■ What the exercise asks ■
Repeat the following data exactly, omitting pictures.

■ Listed entries ■
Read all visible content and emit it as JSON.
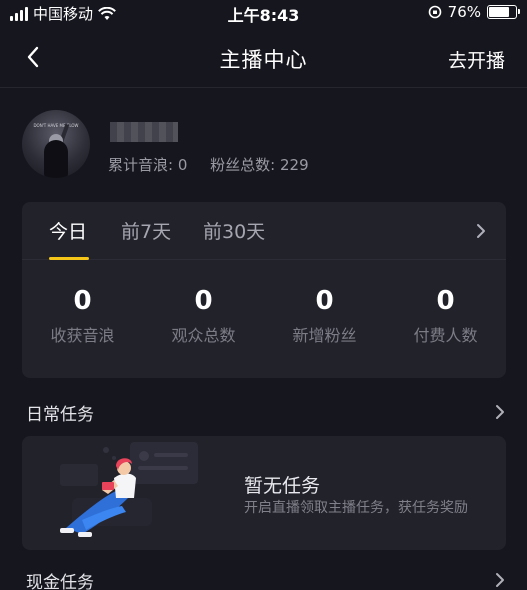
{
  "status_bar": {
    "carrier": "中国移动",
    "time": "上午8:43",
    "battery_percent": "76%",
    "battery_level": 0.76
  },
  "nav": {
    "title": "主播中心",
    "action": "去开播",
    "back_icon": "chevron-left-icon"
  },
  "profile": {
    "avatar_text": "DON'T HAVE ME SLOW",
    "accumulated_label": "累计音浪: 0",
    "fans_label": "粉丝总数: 229"
  },
  "stats": {
    "tabs": [
      "今日",
      "前7天",
      "前30天"
    ],
    "active_tab": 0,
    "metrics": [
      {
        "value": "0",
        "label": "收获音浪"
      },
      {
        "value": "0",
        "label": "观众总数"
      },
      {
        "value": "0",
        "label": "新增粉丝"
      },
      {
        "value": "0",
        "label": "付费人数"
      }
    ]
  },
  "daily_tasks": {
    "title": "日常任务",
    "empty_title": "暂无任务",
    "empty_desc": "开启直播领取主播任务，获任务奖励"
  },
  "cash_tasks": {
    "title": "现金任务"
  },
  "colors": {
    "background": "#16161e",
    "card": "#22222b",
    "accent": "#f5c518",
    "illustration_blue": "#2f6fd8",
    "illustration_pink": "#e8435a"
  }
}
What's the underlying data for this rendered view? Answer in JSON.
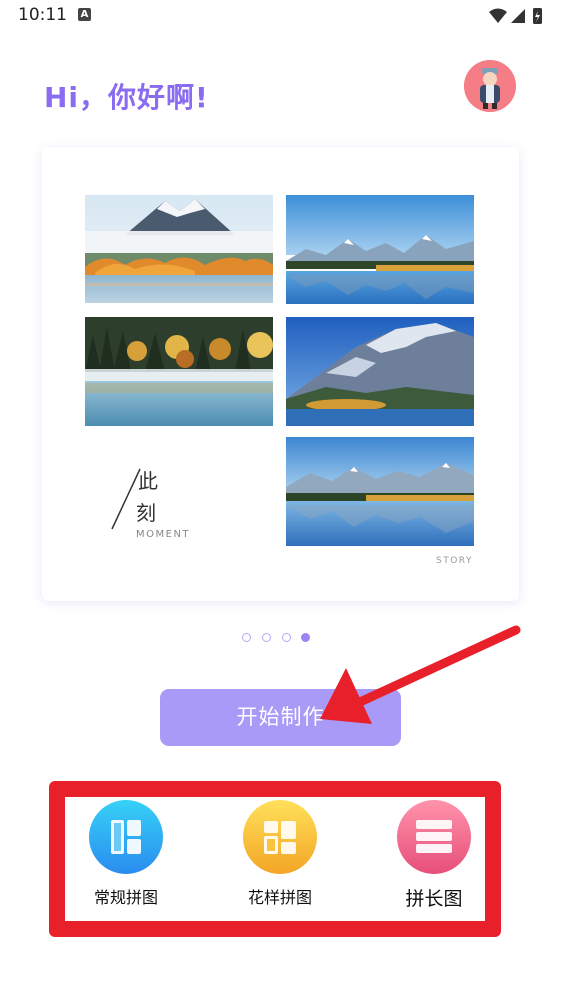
{
  "status_bar": {
    "time": "10:11",
    "notification_icon": "a-icon",
    "icons": [
      "wifi-icon",
      "signal-icon",
      "battery-icon"
    ]
  },
  "header": {
    "greeting": "Hi，你好啊!",
    "avatar_icon": "avatar-icon"
  },
  "carousel": {
    "moment_text_1": "此",
    "moment_text_2": "刻",
    "moment_english": "MOMENT",
    "story_text": "STORY",
    "page_count": 4,
    "active_page": 4
  },
  "start_button": {
    "label": "开始制作"
  },
  "tools": [
    {
      "label": "常规拼图",
      "icon": "grid-collage-icon",
      "color_from": "#2fc7f5",
      "color_to": "#2b8ff0"
    },
    {
      "label": "花样拼图",
      "icon": "pattern-collage-icon",
      "color_from": "#ffd84a",
      "color_to": "#f5a623"
    },
    {
      "label": "拼长图",
      "icon": "long-collage-icon",
      "color_from": "#ff8ea8",
      "color_to": "#e8507a"
    }
  ],
  "colors": {
    "accent": "#8a6cf0",
    "button": "#a89af6",
    "annotation_red": "#e8202a"
  }
}
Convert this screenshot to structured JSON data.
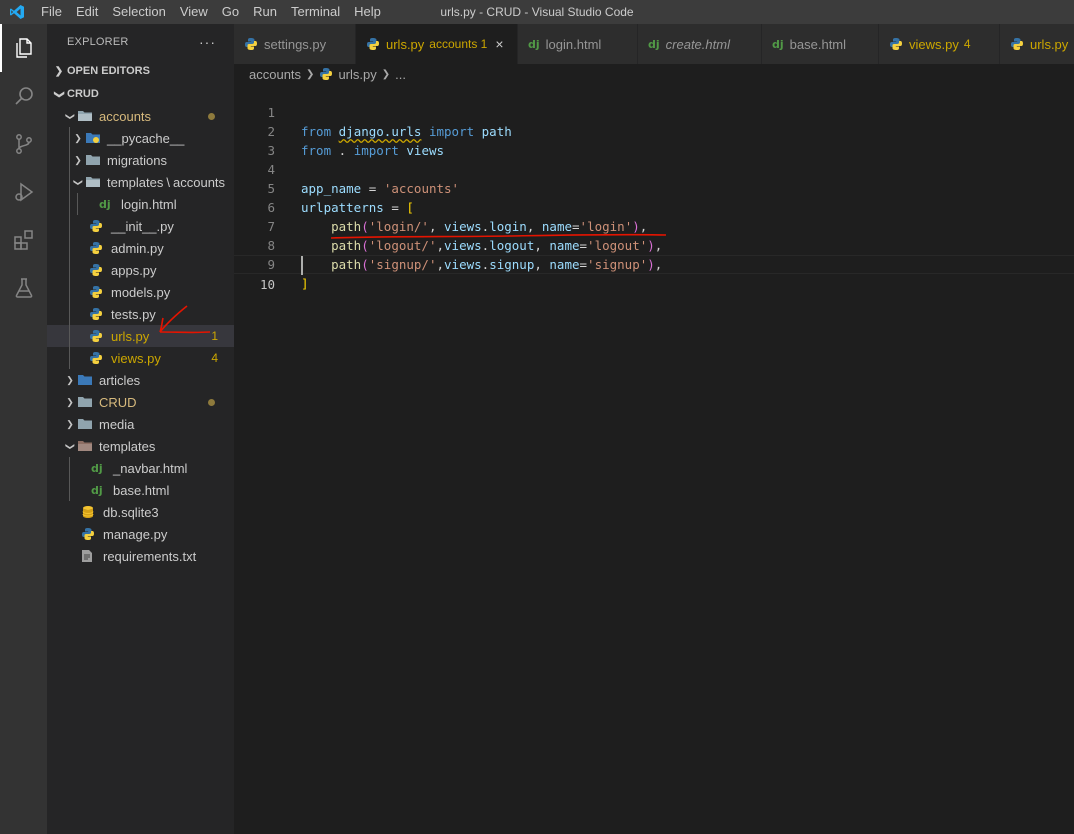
{
  "window": {
    "title": "urls.py - CRUD - Visual Studio Code",
    "menu": [
      "File",
      "Edit",
      "Selection",
      "View",
      "Go",
      "Run",
      "Terminal",
      "Help"
    ]
  },
  "activity_bar": {
    "items": [
      "explorer-icon",
      "search-icon",
      "source-control-icon",
      "run-debug-icon",
      "extensions-icon",
      "testing-icon"
    ],
    "active": "explorer-icon"
  },
  "sidebar": {
    "title": "EXPLORER",
    "more": "···",
    "open_editors": "OPEN EDITORS",
    "root": "CRUD",
    "tree": [
      {
        "label": "accounts",
        "kind": "folder-open",
        "status": "modified-dot"
      },
      {
        "label": "__pycache__",
        "kind": "folder"
      },
      {
        "label": "migrations",
        "kind": "folder"
      },
      {
        "label": "templates",
        "sep": "\\",
        "label2": "accounts",
        "kind": "folder-open"
      },
      {
        "label": "login.html",
        "kind": "django"
      },
      {
        "label": "__init__.py",
        "kind": "python"
      },
      {
        "label": "admin.py",
        "kind": "python"
      },
      {
        "label": "apps.py",
        "kind": "python"
      },
      {
        "label": "models.py",
        "kind": "python"
      },
      {
        "label": "tests.py",
        "kind": "python"
      },
      {
        "label": "urls.py",
        "kind": "python",
        "badge": "1",
        "selected": true
      },
      {
        "label": "views.py",
        "kind": "python",
        "badge": "4"
      },
      {
        "label": "articles",
        "kind": "folder"
      },
      {
        "label": "CRUD",
        "kind": "folder",
        "status": "modified-dot"
      },
      {
        "label": "media",
        "kind": "folder"
      },
      {
        "label": "templates",
        "kind": "folder-open"
      },
      {
        "label": "_navbar.html",
        "kind": "django"
      },
      {
        "label": "base.html",
        "kind": "django"
      },
      {
        "label": "db.sqlite3",
        "kind": "database"
      },
      {
        "label": "manage.py",
        "kind": "python"
      },
      {
        "label": "requirements.txt",
        "kind": "text"
      }
    ]
  },
  "tabs": [
    {
      "label": "settings.py",
      "kind": "python"
    },
    {
      "label": "urls.py",
      "desc": "accounts 1",
      "kind": "python",
      "active": true,
      "close": "×"
    },
    {
      "label": "login.html",
      "kind": "django"
    },
    {
      "label": "create.html",
      "kind": "django",
      "italic": true
    },
    {
      "label": "base.html",
      "kind": "django"
    },
    {
      "label": "views.py",
      "desc": "4",
      "kind": "python"
    },
    {
      "label": "urls.py",
      "kind": "python"
    }
  ],
  "breadcrumbs": [
    "accounts",
    "urls.py",
    "..."
  ],
  "editor": {
    "line_numbers": [
      "1",
      "2",
      "3",
      "4",
      "5",
      "6",
      "7",
      "8",
      "9",
      "10"
    ],
    "current_line": 10,
    "lines": [
      "from django.urls import path",
      "from . import views",
      "",
      "app_name = 'accounts'",
      "urlpatterns = [",
      "    path('login/', views.login, name='login'),",
      "    path('logout/',views.logout, name='logout'),",
      "    path('signup/',views.signup, name='signup'),",
      "]",
      ""
    ]
  },
  "colors": {
    "keyword": "#569cd6",
    "string": "#ce9178",
    "variable": "#9cdcfe",
    "function": "#dcdcaa",
    "warning": "#cca700",
    "annotation": "#e51400"
  }
}
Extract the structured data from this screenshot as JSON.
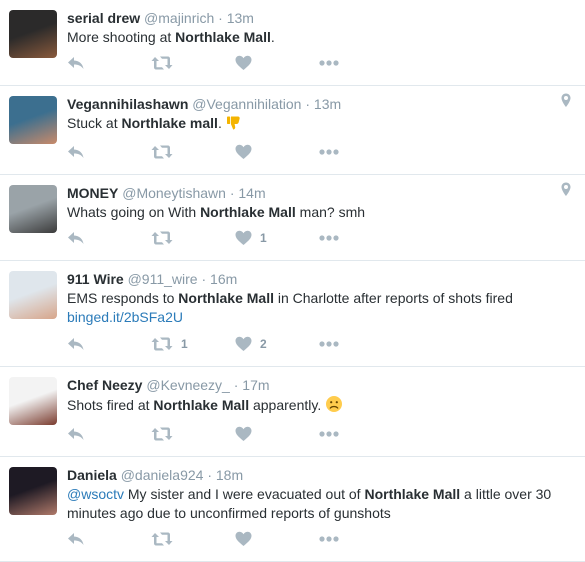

■ Reply to the exercise ■
Read all visible content and emit it as JSON.
{
  "status_bar": {
    "carrier": "中国移动",
    "time": "上午8:43",
    "battery_percent": "76%",
    "battery_level": 0.76
  },
  "nav": {
    "title": "主播中心",
    "action": "去开播",
    "back_icon": "chevron-left-icon"
  },
  "profile": {
    "avatar_text": "DON'T HAVE ME SLOW",
    "accumulated_label": "累计音浪: 0",
    "fans_label": "粉丝总数: 229"
  },
  "stats": {
    "tabs": [
      "今日",
      "前7天",
      "前30天"
    ],
    "active_tab": 0,
    "metrics": [
      {
        "value": "0",
        "label": "收获音浪"
      },
      {
        "value": "0",
        "label": "观众总数"
      },
      {
        "value": "0",
        "label": "新增粉丝"
      },
      {
        "value": "0",
        "label": "付费人数"
      }
    ]
  },
  "daily_tasks": {
    "title": "日常任务",
    "empty_title": "暂无任务",
    "empty_desc": "开启直播领取主播任务，获任务奖励"
  },
  "cash_tasks": {
    "title": "现金任务"
  },
  "colors": {
    "background": "#16161e",
    "card": "#22222b",
    "accent": "#f5c518",
    "illustration_blue": "#2f6fd8",
    "illustration_pink": "#e8435a"
  }
}
What's the underlying data for this rendered view? Answer in JSON.
{
  "status_bar": {
    "time": "10:11",
    "notification_icon": "a-icon",
    "icons": [
      "wifi-icon",
      "signal-icon",
      "battery-icon"
    ]
  },
  "header": {
    "greeting": "Hi，你好啊!",
    "avatar_icon": "avatar-icon"
  },
  "carousel": {
    "moment_text_1": "此",
    "moment_text_2": "刻",
    "moment_english": "MOMENT",
    "story_text": "STORY",
    "page_count": 4,
    "active_page": 4
  },
  "start_button": {
    "label": "开始制作"
  },
  "tools": [
    {
      "label": "常规拼图",
      "icon": "grid-collage-icon",
      "color_from": "#2fc7f5",
      "color_to": "#2b8ff0"
    },
    {
      "label": "花样拼图",
      "icon": "pattern-collage-icon",
      "color_from": "#ffd84a",
      "color_to": "#f5a623"
    },
    {
      "label": "拼长图",
      "icon": "long-collage-icon",
      "color_from": "#ff8ea8",
      "color_to": "#e8507a"
    }
  ],
  "colors": {
    "accent": "#8a6cf0",
    "button": "#a89af6",
    "annotation_red": "#e8202a"
  }
}
Convert this screenshot to structured JSON data.
{
  "window": {
    "title": "urls.py - CRUD - Visual Studio Code",
    "menu": [
      "File",
      "Edit",
      "Selection",
      "View",
      "Go",
      "Run",
      "Terminal",
      "Help"
    ]
  },
  "activity_bar": {
    "items": [
      "explorer-icon",
      "search-icon",
      "source-control-icon",
      "run-debug-icon",
      "extensions-icon",
      "testing-icon"
    ],
    "active": "explorer-icon"
  },
  "sidebar": {
    "title": "EXPLORER",
    "more": "···",
    "open_editors": "OPEN EDITORS",
    "root": "CRUD",
    "tree": [
      {
        "label": "accounts",
        "kind": "folder-open",
        "status": "modified-dot"
      },
      {
        "label": "__pycache__",
        "kind": "folder"
      },
      {
        "label": "migrations",
        "kind": "folder"
      },
      {
        "label": "templates",
        "sep": "\\",
        "label2": "accounts",
        "kind": "folder-open"
      },
      {
        "label": "login.html",
        "kind": "django"
      },
      {
        "label": "__init__.py",
        "kind": "python"
      },
      {
        "label": "admin.py",
        "kind": "python"
      },
      {
        "label": "apps.py",
        "kind": "python"
      },
      {
        "label": "models.py",
        "kind": "python"
      },
      {
        "label": "tests.py",
        "kind": "python"
      },
      {
        "label": "urls.py",
        "kind": "python",
        "badge": "1",
        "selected": true
      },
      {
        "label": "views.py",
        "kind": "python",
        "badge": "4"
      },
      {
        "label": "articles",
        "kind": "folder"
      },
      {
        "label": "CRUD",
        "kind": "folder",
        "status": "modified-dot"
      },
      {
        "label": "media",
        "kind": "folder"
      },
      {
        "label": "templates",
        "kind": "folder-open"
      },
      {
        "label": "_navbar.html",
        "kind": "django"
      },
      {
        "label": "base.html",
        "kind": "django"
      },
      {
        "label": "db.sqlite3",
        "kind": "database"
      },
      {
        "label": "manage.py",
        "kind": "python"
      },
      {
        "label": "requirements.txt",
        "kind": "text"
      }
    ]
  },
  "tabs": [
    {
      "label": "settings.py",
      "kind": "python"
    },
    {
      "label": "urls.py",
      "desc": "accounts 1",
      "kind": "python",
      "active": true,
      "close": "×"
    },
    {
      "label": "login.html",
      "kind": "django"
    },
    {
      "label": "create.html",
      "kind": "django",
      "italic": true
    },
    {
      "label": "base.html",
      "kind": "django"
    },
    {
      "label": "views.py",
      "desc": "4",
      "kind": "python"
    },
    {
      "label": "urls.py",
      "kind": "python"
    }
  ],
  "breadcrumbs": [
    "accounts",
    "urls.py",
    "..."
  ],
  "editor": {
    "line_numbers": [
      "1",
      "2",
      "3",
      "4",
      "5",
      "6",
      "7",
      "8",
      "9",
      "10"
    ],
    "current_line": 10,
    "lines": [
      "from django.urls import path",
      "from . import views",
      "",
      "app_name = 'accounts'",
      "urlpatterns = [",
      "    path('login/', views.login, name='login'),",
      "    path('logout/',views.logout, name='logout'),",
      "    path('signup/',views.signup, name='signup'),",
      "]",
      ""
    ]
  },
  "colors": {
    "keyword": "#569cd6",
    "string": "#ce9178",
    "variable": "#9cdcfe",
    "function": "#dcdcaa",
    "warning": "#cca700",
    "annotation": "#e51400"
  }
}
Extract the structured data from this screenshot as JSON.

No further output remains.